Research is at full swing at the Center for Marine Resource Studies in South Caicos. While most of our students are making their first experiences with research, our faculty is making a lot of progress on all fronts of research.
Students ready to jump in the water and do research. Photo courtesy of John DeBuysser
“For whom was this the first time laying a transect underwater?” Divemaster John DeBuysser asks after an successful afternoon monitoring conch in the conch and lobster reserve. Almost all students on the boat raised their hand. While the summer courses do not have a directed research course, the students still learn different research techniques. This Monday morning their first research report was due on the total economic valuation of the mangrove and seagrass habitat in East Bay. A few minutes after the submission deadline for this report, the first group of students is already gathering at the staging area. The destination for today: the East Harbour Conch and Lobster Reserve. The data they gather during these two full days of conch population monitoring will be added to the Center’s long term data on conch population and will feed into the chapter our Center is writing for the book Interactions between human communities and protected areas within the context of climate change that different SFS centers are working on together.
Student laying a transect during conch population assessment. Photo courtesy of John DeBuysser
Meanwhile our Center Director Heidi Hertler and myself are showing three visiting scientists from University of Greenwich the beaches of South Caicos. Not because of their beautiful white sand and turquoise water but to show them what washes up on them: Sargassum. Sargassum is floating algae (or sea weed) that has become super abundant in the Caribbean in the last few years. A Sargassum raft in the open ocean is an important habitat for juvenile fish and sea turtles as well as endemic species only found in these rafts. However, when it washes onto shore it emits hydrogen sulfide as it decomposes, is a major nuisance to the tourist industry and leads to destruction of seagrass beds. Debbie Bartlett and her two master students from University of Greenwich are visiting our center for 10 days to do research on alternative uses for the washed up Sargassum. This research project is funded by UK’s Darwin Plus Award Scheme and is a collaboration between the local Department of Environment and Coastal Resources, University of Greenwich and SFS CMRS.

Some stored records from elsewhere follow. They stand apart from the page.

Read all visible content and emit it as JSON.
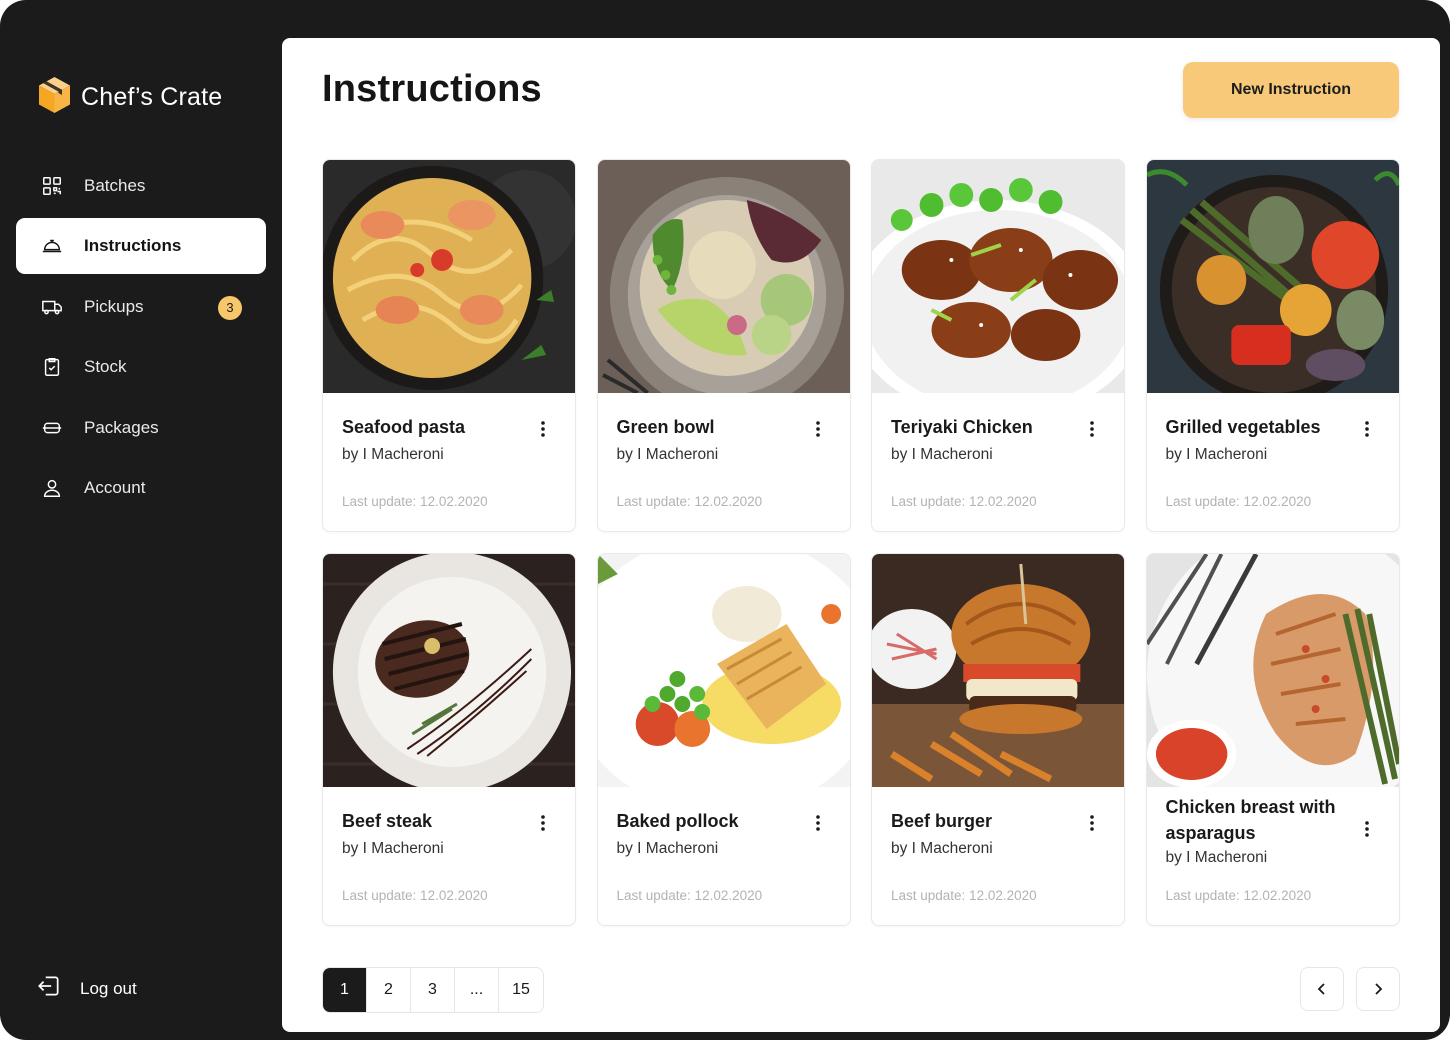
{
  "app": {
    "name": "Chef’s Crate",
    "brand_color": "#f8b544",
    "accent_color": "#f9c97a",
    "sidebar_bg": "#1b1b1b"
  },
  "sidebar": {
    "items": [
      {
        "label": "Batches",
        "icon": "qr-grid-icon",
        "active": false
      },
      {
        "label": "Instructions",
        "icon": "cloche-icon",
        "active": true
      },
      {
        "label": "Pickups",
        "icon": "truck-icon",
        "active": false,
        "badge": "3"
      },
      {
        "label": "Stock",
        "icon": "clipboard-check-icon",
        "active": false
      },
      {
        "label": "Packages",
        "icon": "package-icon",
        "active": false
      },
      {
        "label": "Account",
        "icon": "user-icon",
        "active": false
      }
    ],
    "logout_label": "Log out"
  },
  "header": {
    "title": "Instructions",
    "new_button_label": "New Instruction"
  },
  "cards": [
    {
      "title": "Seafood pasta",
      "author": "by I Macheroni",
      "updated": "Last update: 12.02.2020",
      "image": "seafood-pasta-photo"
    },
    {
      "title": "Green bowl",
      "author": "by I Macheroni",
      "updated": "Last update: 12.02.2020",
      "image": "green-bowl-photo"
    },
    {
      "title": "Teriyaki Chicken",
      "author": "by I Macheroni",
      "updated": "Last update: 12.02.2020",
      "image": "teriyaki-chicken-photo"
    },
    {
      "title": "Grilled vegetables",
      "author": "by I Macheroni",
      "updated": "Last update: 12.02.2020",
      "image": "grilled-vegetables-photo"
    },
    {
      "title": "Beef steak",
      "author": "by I Macheroni",
      "updated": "Last update: 12.02.2020",
      "image": "beef-steak-photo"
    },
    {
      "title": "Baked pollock",
      "author": "by I Macheroni",
      "updated": "Last update: 12.02.2020",
      "image": "baked-pollock-photo"
    },
    {
      "title": "Beef burger",
      "author": "by I Macheroni",
      "updated": "Last update: 12.02.2020",
      "image": "beef-burger-photo"
    },
    {
      "title": "Chicken breast with asparagus",
      "author": "by I Macheroni",
      "updated": "Last update: 12.02.2020",
      "image": "chicken-breast-photo"
    }
  ],
  "pagination": {
    "pages": [
      "1",
      "2",
      "3",
      "...",
      "15"
    ],
    "current": "1",
    "prev_icon": "chevron-left-icon",
    "next_icon": "chevron-right-icon"
  }
}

Center Director Heidi Hertler helping students clear sargassum from a patch of the beach…let’s see how much has washed up a week later! Photo courtesy of Sylvia Myers
Student Affairs Manager, Katie Carr, visiting the local 6th grade class with students to talk about mangroves and sargassum. Photo courtesy of Francine Hutchinson
When Heidi is not helping on the Sargassum project, she is using her sabbatical to put finishing touches on papers she wants to publish. It seems like every day she exclaims that she finished a paper or an abstract. We are very happy that she can use her Sabbatical in such a productive way.
On top of all these activities, we also just received a fish with black spot syndrome from two local recreational fishermen. I have been studying black spot syndrome since 2012, when I was working as an intern for another field focused study abroad program in the Caribbean. In 2017, our research team on this disease started collaborating with Pieter Johnson from Colorado University in Boulder and his team. Their expertise in parasites enabled us to study the link between black spot syndrome and the trematode parasite Scaphanocephalus expansus which causes this disease in Bonaire, the Caribbean Island I worked on before moving to South Caicos. Until now only fish from Bonaire with black spot syndrome have been dissected to find out what parasite causes the black spots, so it is with much excitement that we received this fish as it will tell us what is causing black spot syndrome here in South Caicos. Since moving to South Caicos, I have conducted in water counts of fish affected with this disease with students and our Resource Management Faculty Ewa Krzyszczyk lead a directed research project on studying the behavior of fish with black spot syndrome.
Bar jack with black spot syndrome, caught by local recreational fishermen. This fish will be analyzed for parasites by collaborators at Colorado University in Boulder. Photo courtesy of Franziska Elmer
But research will not die down after this week of high research activity. Next week the students will complete their final research assignment helping us monitor corals for bleaching and stony coral tissue loss disease. Stony coral tissue loss disease is spreading fast from coral to coral. Once a coral is affected, it’s tissue dies off over a few weeks or months leading to the death of the coral colony. We therefore are very grateful that we have a lot of helping eyes this summer participation in our monitoring of the disease. This monitoring will be enhanced soon. In the next few weeks, we will receive our trident underwater drone from National Geographic’s Open Explorer project. We will put it straight to use to find out how deep this new disease reaches on our reefs. We suspect bad news as we can see radiant white tissue when we peek down our reef wall during dives. Follow our deep reef expedition on National Geographic Open Explorer!
Check out our National Geographic Open Explorer page to stay up to date on our deep reef research!